I would question the phrase “Accept your unique averageness”. This would have made more sense to me if you had not used the word ‘unique’ – here.
A key element in discovering where one is exceptional is understanding what makes them unique. Our strengths are derived from our God-given uniqueness, and building on our strengths leads to becoming extraordinary.
Personally, I do accept where I’m average. It is what it is. I then focus most of my efforts on my unique combination of strengths, as defined by my values. This is the never-ending journey that is well worthwhile.
Thanks for this post. It is nice to hear how okay it is to let perfection in some areas belong to someone else. It is freeing to be able to say…”I am terrible at that or I wish I was better at that, but it’s okay that I’m not.” Having a sense of humor about my averageness (I love making up words too) allows me space and energy to pursue the things that are exceptionally me. MMF
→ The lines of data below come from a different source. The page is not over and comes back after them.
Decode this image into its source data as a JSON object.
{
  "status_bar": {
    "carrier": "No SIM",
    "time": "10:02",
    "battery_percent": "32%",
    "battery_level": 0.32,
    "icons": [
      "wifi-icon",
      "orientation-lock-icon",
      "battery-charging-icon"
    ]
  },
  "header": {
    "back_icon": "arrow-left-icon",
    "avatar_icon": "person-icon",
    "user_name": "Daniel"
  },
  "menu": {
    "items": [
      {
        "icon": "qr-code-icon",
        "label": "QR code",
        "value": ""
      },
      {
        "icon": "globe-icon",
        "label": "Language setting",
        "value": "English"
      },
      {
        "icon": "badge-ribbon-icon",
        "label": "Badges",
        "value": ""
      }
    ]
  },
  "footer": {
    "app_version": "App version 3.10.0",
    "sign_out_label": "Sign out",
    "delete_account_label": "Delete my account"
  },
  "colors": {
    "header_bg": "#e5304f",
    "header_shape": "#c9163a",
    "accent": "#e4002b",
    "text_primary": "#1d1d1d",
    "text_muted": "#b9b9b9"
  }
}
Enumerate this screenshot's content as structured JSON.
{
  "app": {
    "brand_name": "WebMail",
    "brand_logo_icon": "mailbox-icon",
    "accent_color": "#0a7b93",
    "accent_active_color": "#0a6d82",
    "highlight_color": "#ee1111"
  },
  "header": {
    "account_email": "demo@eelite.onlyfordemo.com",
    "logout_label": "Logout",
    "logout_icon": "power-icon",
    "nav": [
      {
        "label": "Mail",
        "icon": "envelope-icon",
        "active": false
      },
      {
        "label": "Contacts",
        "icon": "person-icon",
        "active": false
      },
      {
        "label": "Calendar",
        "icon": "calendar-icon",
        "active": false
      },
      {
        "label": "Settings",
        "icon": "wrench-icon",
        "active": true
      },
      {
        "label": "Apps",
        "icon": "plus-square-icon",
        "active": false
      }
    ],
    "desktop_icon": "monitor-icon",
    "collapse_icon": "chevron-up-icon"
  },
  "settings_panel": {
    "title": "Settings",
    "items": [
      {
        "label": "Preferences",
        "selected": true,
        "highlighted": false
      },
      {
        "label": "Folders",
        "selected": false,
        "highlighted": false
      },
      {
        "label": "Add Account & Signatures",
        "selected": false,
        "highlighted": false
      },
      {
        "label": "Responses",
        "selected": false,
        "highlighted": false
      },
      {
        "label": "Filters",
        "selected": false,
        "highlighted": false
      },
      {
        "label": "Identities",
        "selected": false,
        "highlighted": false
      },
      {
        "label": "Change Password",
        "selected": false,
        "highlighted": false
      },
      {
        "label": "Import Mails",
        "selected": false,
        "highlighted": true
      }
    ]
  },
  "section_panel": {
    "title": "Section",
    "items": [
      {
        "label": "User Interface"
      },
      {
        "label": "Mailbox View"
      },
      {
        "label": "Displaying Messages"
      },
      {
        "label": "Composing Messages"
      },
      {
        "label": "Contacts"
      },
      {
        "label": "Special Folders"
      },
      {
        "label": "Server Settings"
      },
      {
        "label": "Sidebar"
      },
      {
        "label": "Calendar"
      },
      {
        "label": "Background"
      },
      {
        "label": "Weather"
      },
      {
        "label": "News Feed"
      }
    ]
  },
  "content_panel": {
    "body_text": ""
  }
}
I think there are two things that hold people from finding, embracing and living in their exceptional: they are circumstances and inertia. And between these two things, circumstances are present with almost everyone. Circumstances make people great if they learn how to fight and overcome them. Inertia, on the other hand, is greater hindrance that is in our control. Irrespective of circumstances, inertia plays major role in deciding our passion for purpose. Greater the inertia, greater the hindrance and vice versa, so, controlling of individual inertia is more important than trying to control circumstances.
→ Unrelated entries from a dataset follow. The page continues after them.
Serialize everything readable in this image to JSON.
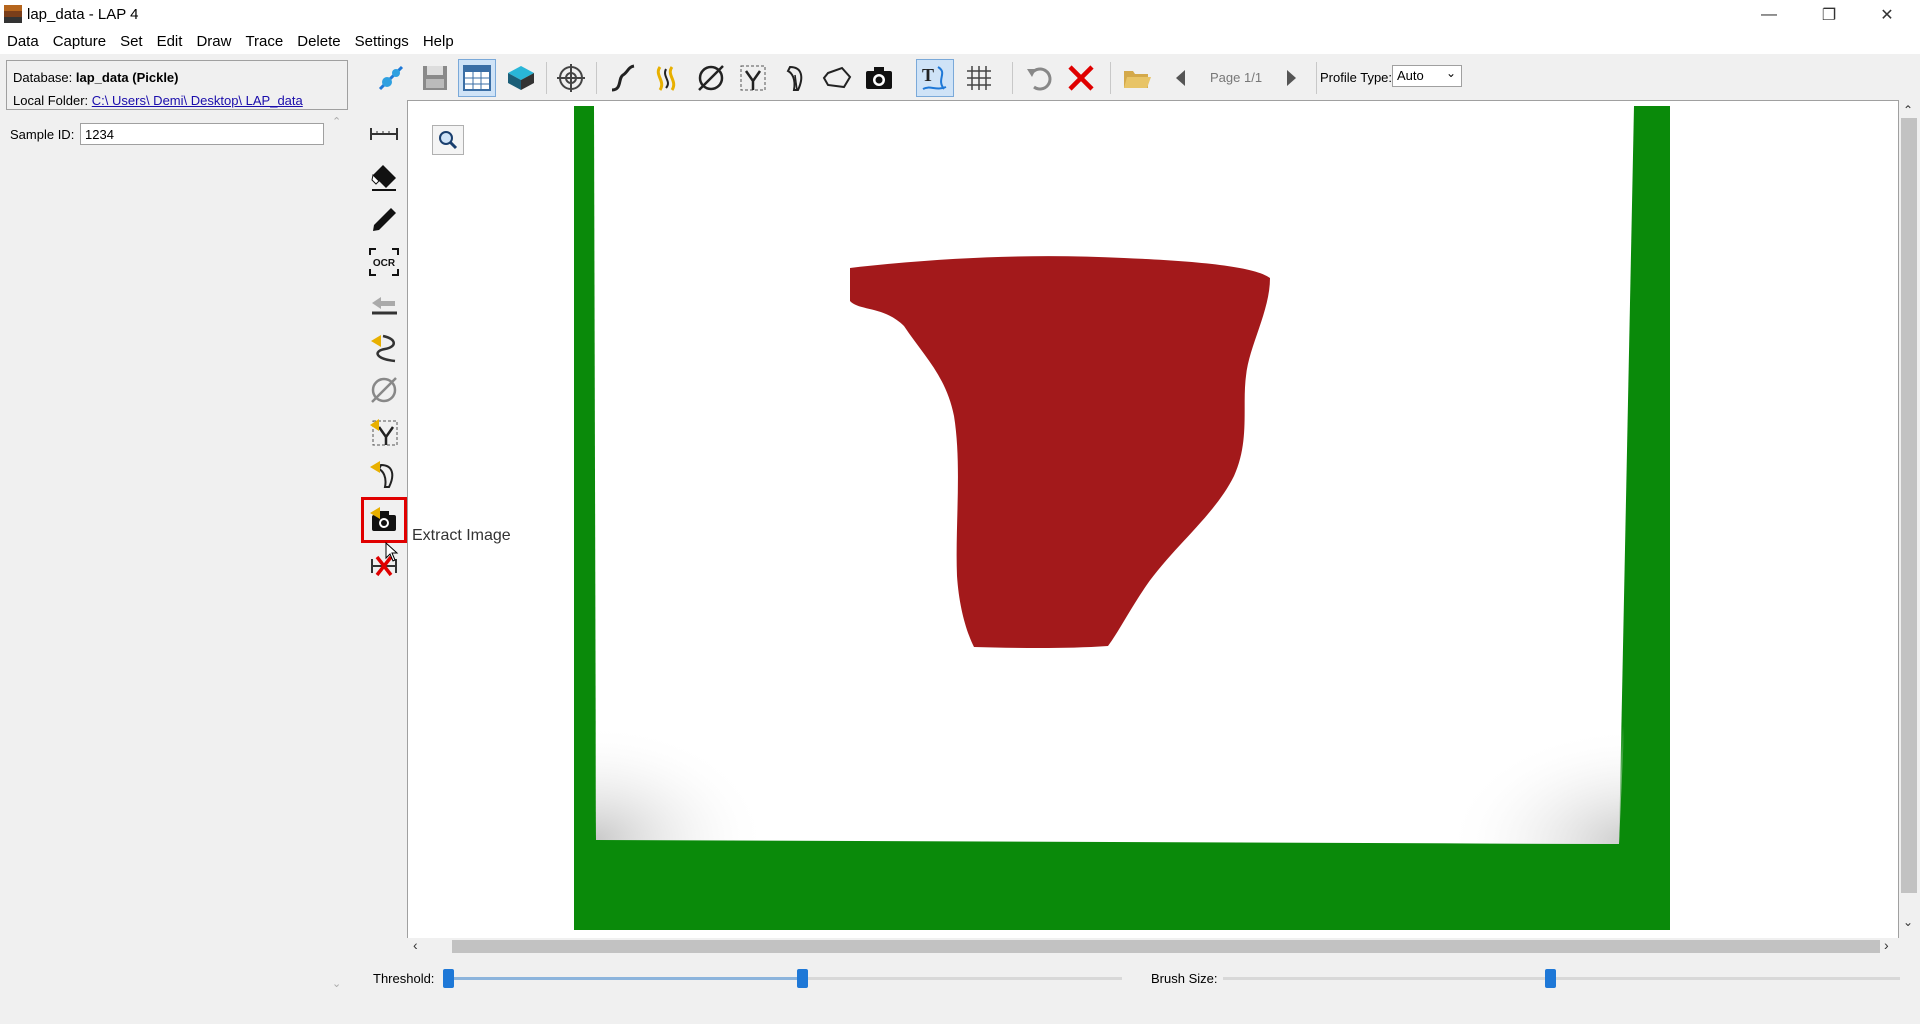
{
  "window": {
    "title": "lap_data - LAP 4",
    "minimize": "—",
    "restore": "❐",
    "close": "✕"
  },
  "menu": [
    "Data",
    "Capture",
    "Set",
    "Edit",
    "Draw",
    "Trace",
    "Delete",
    "Settings",
    "Help"
  ],
  "database": {
    "label": "Database:",
    "name": "lap_data (Pickle)",
    "folder_label": "Local Folder:",
    "folder_path": "C:\\ Users\\ Demi\\ Desktop\\ LAP_data"
  },
  "sample": {
    "label": "Sample ID:",
    "value": "1234"
  },
  "toolbar": {
    "page": "Page 1/1",
    "profile_label": "Profile Type:",
    "profile_value": "Auto",
    "icons": [
      "connect-icon",
      "save-icon",
      "table-icon",
      "layer-icon",
      "target-icon",
      "curve-icon",
      "trace-curve-icon",
      "diameter-icon",
      "select-icon",
      "nib-icon",
      "shape-icon",
      "camera-icon",
      "text-trace-icon",
      "grid-icon",
      "undo-icon",
      "delete-icon",
      "folder-icon",
      "prev-page-icon",
      "next-page-icon"
    ]
  },
  "side_tools": [
    "ruler-icon",
    "eraser-icon",
    "pencil-icon",
    "ocr-icon",
    "delete-line-icon",
    "delete-curve-icon",
    "delete-diameter-icon",
    "delete-select-icon",
    "delete-nib-icon",
    "extract-image-icon",
    "delete-all-icon"
  ],
  "tooltip": "Extract Image",
  "ocr_text": "OCR",
  "sliders": {
    "threshold_label": "Threshold:",
    "threshold_min": 0.0,
    "threshold_value": 0.53,
    "brush_label": "Brush Size:",
    "brush_value": 0.49
  },
  "colors": {
    "accent": "#1e78d7",
    "highlight": "#e00000",
    "sherd": "#a3191b",
    "background_green": "#008800"
  }
}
I think, dogged belief and committed effort help to pursue excellence. Belief creates confidence and commitment maximizes effort. When making effort, we should try to control our expectation. It is natural to expect more than effort, but the person who has ability to understand that expectation is not in our hand has more chances to overcome failure and odd circumstances.
This is really an interesting concept and something to reflect on to gain better personal understanding. One thing that comes to mind however is that In order to realize where one is average and exceptional takes someone who is acutely self-aware and objectively self critical. The problem is that many who are simply average consider themselves exceptional, and when those are the people who are the managers or leaders this can cause a real disconnect with subordinate workers. When average skilled managers presume they are exceptional at managing projects and people practices, those who truly are more exceptional in some areas may not get recognized for their talents and abilities and may be overlooked for promotions. Another reason to eliminate any hierarchy in the workplace.
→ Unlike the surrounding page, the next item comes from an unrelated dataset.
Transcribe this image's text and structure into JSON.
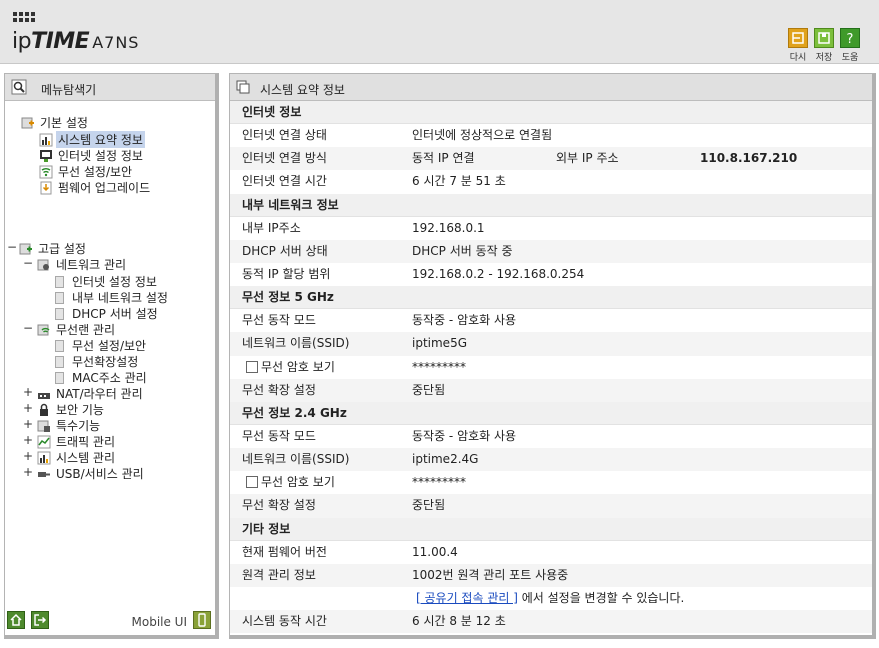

Baloney on the comment you can’t be exceeptional at everything!
If you reach your FULL potential you are exceptional.
I may not run as fast as you, but if I run as fast as I can i’m exceptional.
Second, I love the fact that people want to be avg. – Gives me more opportunity to beat them 100% of the time.
In the education business there is something called a magnet school, for those students who wish to focus on exceptional skills or passions (e.g. olympic atheletics). The danger in a public education system is the mindless need to provide equity. So rather than focusing talent and resources at the magent school there is a hopeless attempt to provide equity to many or all schools by diluting the resources and spreading them very thinly. These decisions are made by those who have never truly been exceptional at anything in their life. There is no deep understanding of what exceptional means.
One of the major failings of the educational system is that it fails to allow for individuals and treats everyone uniformly – so the underachievers are left out and the over achievers are downgraded. The move to 21st century practices will hopefully generate practices in educators and school systems that will allow individuals to become the best they can be in the area where their talents are strongest.